**DATA SECTION**.

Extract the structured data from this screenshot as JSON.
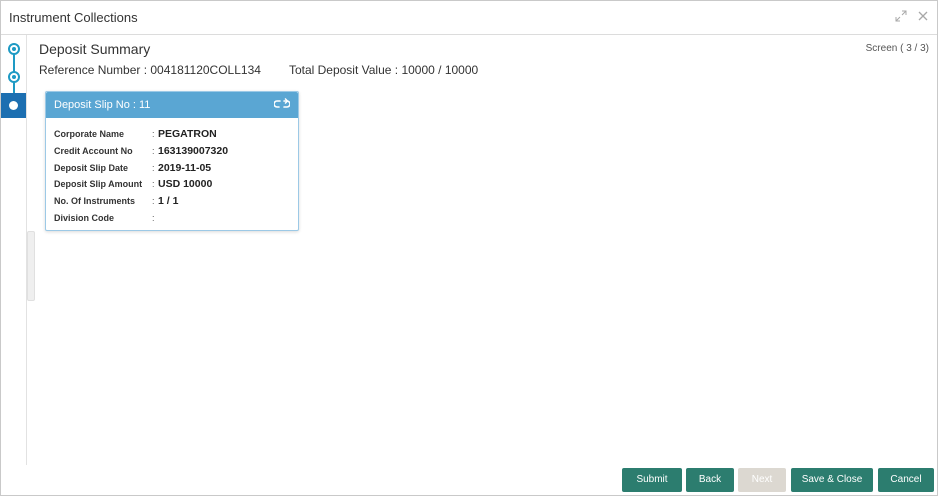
{
  "window": {
    "title": "Instrument Collections",
    "controls": [
      {
        "name": "minimize-icon",
        "glyph": "↗↙"
      },
      {
        "name": "close-icon",
        "glyph": "✕"
      }
    ]
  },
  "stepper": {
    "steps": [
      {
        "state": "done"
      },
      {
        "state": "done"
      },
      {
        "state": "active"
      }
    ],
    "accent_color": "#1e9ac4",
    "active_color": "#1c6fb1"
  },
  "main": {
    "title": "Deposit Summary",
    "screen_indicator": "Screen ( 3 / 3)",
    "reference": "Reference Number : 004181120COLL134",
    "total_deposit": "Total Deposit Value : 10000 / 10000"
  },
  "deposit_card": {
    "header": "Deposit Slip No : 11",
    "header_icon": "link-icon",
    "header_color": "#5aa6d3",
    "fields": [
      {
        "label": "Corporate Name",
        "sep": ":",
        "value": "PEGATRON"
      },
      {
        "label": "Credit Account No",
        "sep": ":",
        "value": "163139007320"
      },
      {
        "label": "Deposit Slip Date",
        "sep": ":",
        "value": "2019-11-05"
      },
      {
        "label": "Deposit Slip Amount",
        "sep": ":",
        "value": "USD 10000"
      },
      {
        "label": "No. Of Instruments",
        "sep": ":",
        "value": "1 / 1"
      },
      {
        "label": "Division Code",
        "sep": ":",
        "value": ""
      }
    ]
  },
  "footer": {
    "submit": "Submit",
    "back": "Back",
    "next": "Next",
    "save_close": "Save & Close",
    "cancel": "Cancel",
    "button_color": "#2c7d6f",
    "disabled_color": "#dcd8d1"
  }
}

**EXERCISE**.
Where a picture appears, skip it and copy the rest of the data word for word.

**SOLUTION FOR THIS PROBLEM**.
Extract the structured data from this screenshot as JSON.
{
  "window": {
    "title": "Instrument Collections",
    "controls": [
      {
        "name": "minimize-icon",
        "glyph": "↗↙"
      },
      {
        "name": "close-icon",
        "glyph": "✕"
      }
    ]
  },
  "stepper": {
    "steps": [
      {
        "state": "done"
      },
      {
        "state": "done"
      },
      {
        "state": "active"
      }
    ],
    "accent_color": "#1e9ac4",
    "active_color": "#1c6fb1"
  },
  "main": {
    "title": "Deposit Summary",
    "screen_indicator": "Screen ( 3 / 3)",
    "reference": "Reference Number : 004181120COLL134",
    "total_deposit": "Total Deposit Value : 10000 / 10000"
  },
  "deposit_card": {
    "header": "Deposit Slip No : 11",
    "header_icon": "link-icon",
    "header_color": "#5aa6d3",
    "fields": [
      {
        "label": "Corporate Name",
        "sep": ":",
        "value": "PEGATRON"
      },
      {
        "label": "Credit Account No",
        "sep": ":",
        "value": "163139007320"
      },
      {
        "label": "Deposit Slip Date",
        "sep": ":",
        "value": "2019-11-05"
      },
      {
        "label": "Deposit Slip Amount",
        "sep": ":",
        "value": "USD 10000"
      },
      {
        "label": "No. Of Instruments",
        "sep": ":",
        "value": "1 / 1"
      },
      {
        "label": "Division Code",
        "sep": ":",
        "value": ""
      }
    ]
  },
  "footer": {
    "submit": "Submit",
    "back": "Back",
    "next": "Next",
    "save_close": "Save & Close",
    "cancel": "Cancel",
    "button_color": "#2c7d6f",
    "disabled_color": "#dcd8d1"
  }
}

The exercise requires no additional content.